In the south Atlantic, they have been sighted as far south as Argentina and South Africa. In the Pacific, they are found as far north as Alaska and the Bering Sea, off British Columbia and the Kurile Islands, and south to Central Chile and Cape Horn.
They are present in the Red Sea, are distributed throughout the Indian Ocean and as far south as New Zealand and Australia. They may also be seen in the South China Sea, Philippine Sea, off the Solomon Islands and New Guinea.
Where and When Best Seen in Ireland
Risso's Dolphins appear to prefer deep offshore waters but on occasion can be seen close inshore around the Irish coast. They are found year round in Irish waters, perhaps moving inshore in the summer months. The headlands on the south and west coast are good viewing areas, but a lot of sea watching hours may have to be invested before ticking off this species. Dursey Island, Co Cork, Saltees Islands, Co Wexford and the Blasket Islands in Co Kerry are considered to be potential Risso's hotspots, but they are also seen with some regularity between Arklow and Kilcoole along the Co Wicklow coastline, although this is certainly explained by increased observer effort in these areas.
Food and Feeding
Risso's dolphins feed mainly on squid, cuttlefish and octopus, and small quantities of fish. They hunt in deep and shallow waters, often foraging co-operatively.
Reproduction and Life Cycle
Max. life expectancy:Unknown.
Average life expectancy: 20 years.
Mating Occurs: June - September.
Season of birth: March June.
Risso's dolphins breed in Irish waters, one was born in Blacksod Bay in Co. Mayo in the 1930's, whilst a young calf showing colouration typical of a young Risso's stranded at Rosbrin Cove (Co. Cork) in 1990.
Schools as large as several hundred may form temporarily but smaller schools of 3-10 animals are more common in Irish waters.
Reliable estimates of number of Risso's dolphins in Irish waters, and the world, are unknown. Risso's dolphins are hunted in small numbers world-wide, including off Southern Europe, off Sri Lanka, the Philippines, the Lesser Antilles, South America, the US, Japan, Indonesia, the South Pacific and China. They are also widely caught incidentally in fishing nets, and have been killed deliberately in Japan to try to reduce competition with fisheries. Crude estimates of population size and catches in Sri Lanka indicate that the exploitation rate there is probably unsustainable.
Contamination of the oceans by toxic man-made chemicals and other pollutants may have an impact on Risso's dolphins, as has been suggested for other species. The effects of oil and gas exploration, other industrial activities, development of offshore wind turbines and shipping in the Risso's dolphin's habitat along the Irish coastline, are largely unknown and warrant further study.
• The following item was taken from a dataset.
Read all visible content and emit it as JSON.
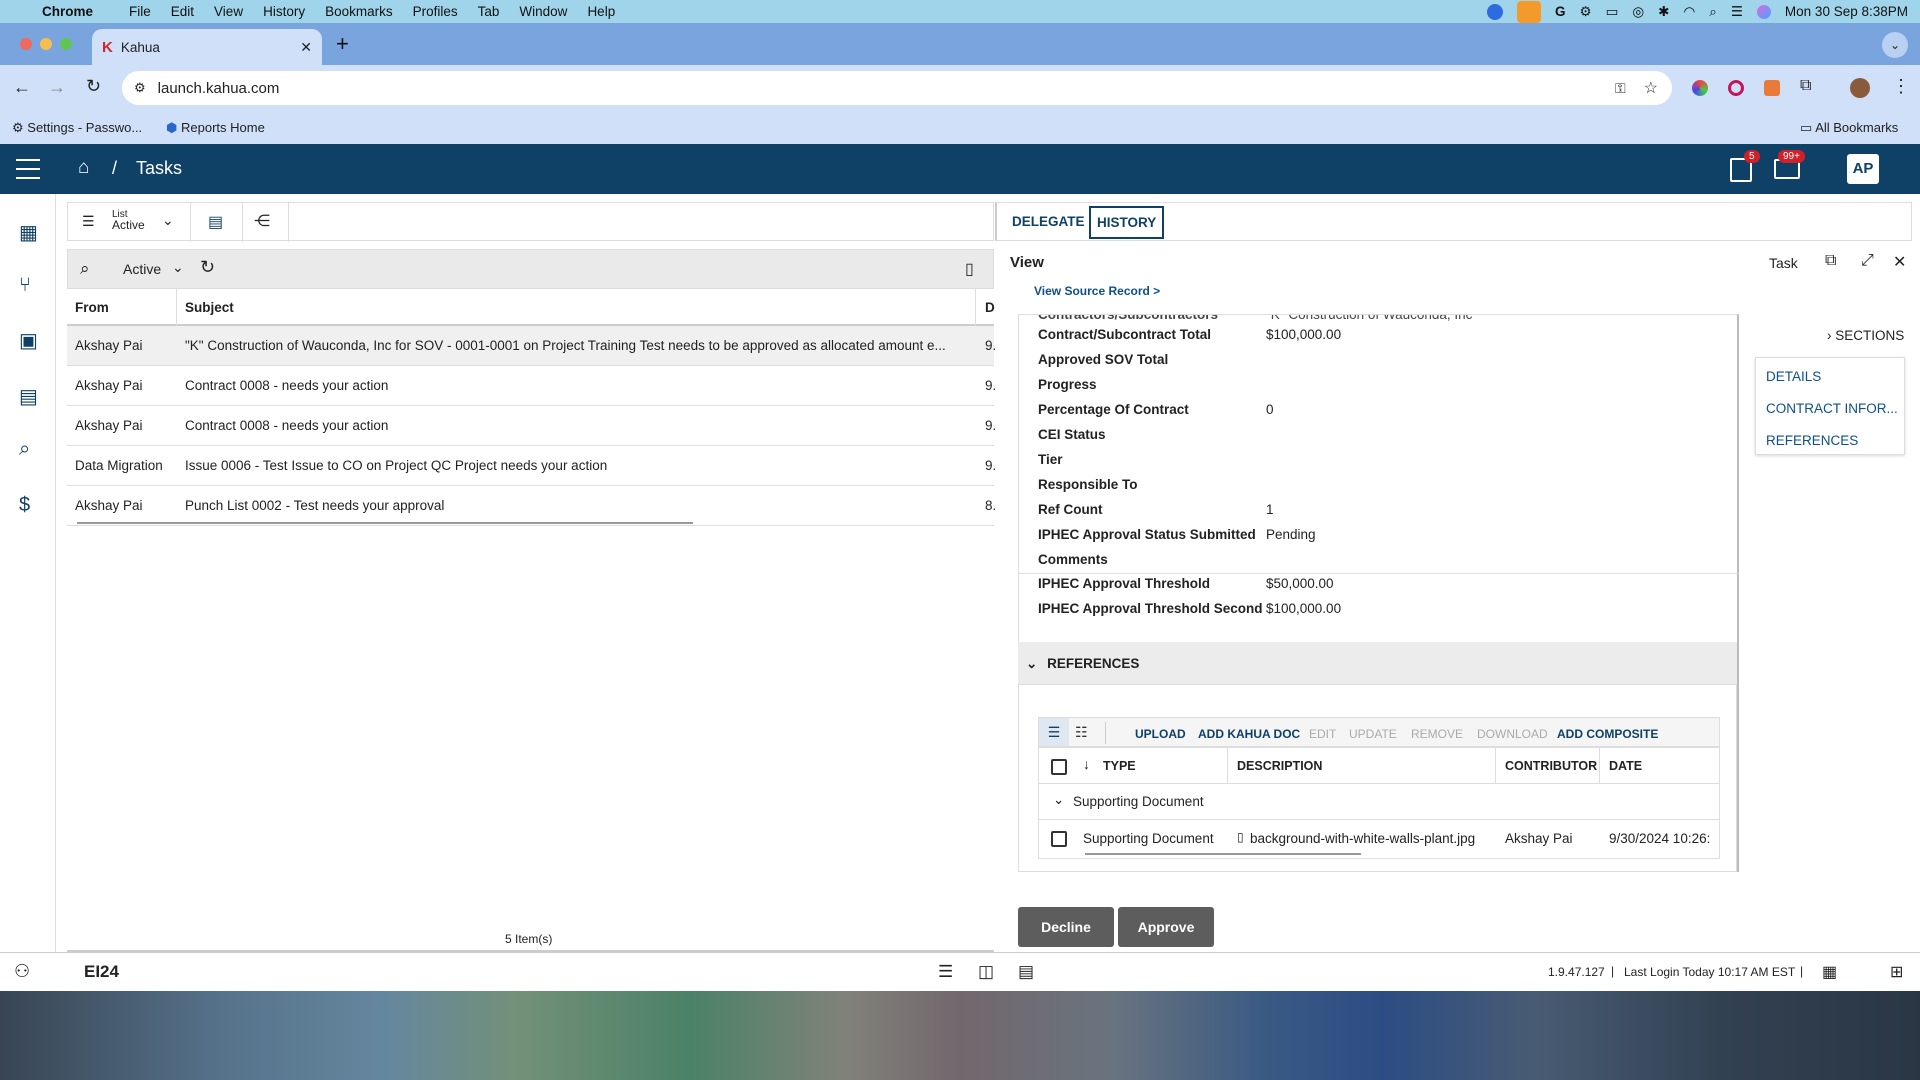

The general stout form of this dolphin aids in identification of stranded animals. The body is robust in front of the fin, becoming slender and narrow at the tail stock. The flippers are long and sickle shape with pointed tips and are dark in colour. The tail flukes are curved with a slight central notch and are also dark in colour. The vertical groove on the front of the melon is also diagnostic.
The Risso's Dolphin has between 4 14 (usually 8) peg like, strong oval teeth located at the front of the lower jaw. They typically have three to four teeth in each lower jaw with no teeth in the upper jaw, but occasionally one or two tiny teeth may be hidden in the upper jaw.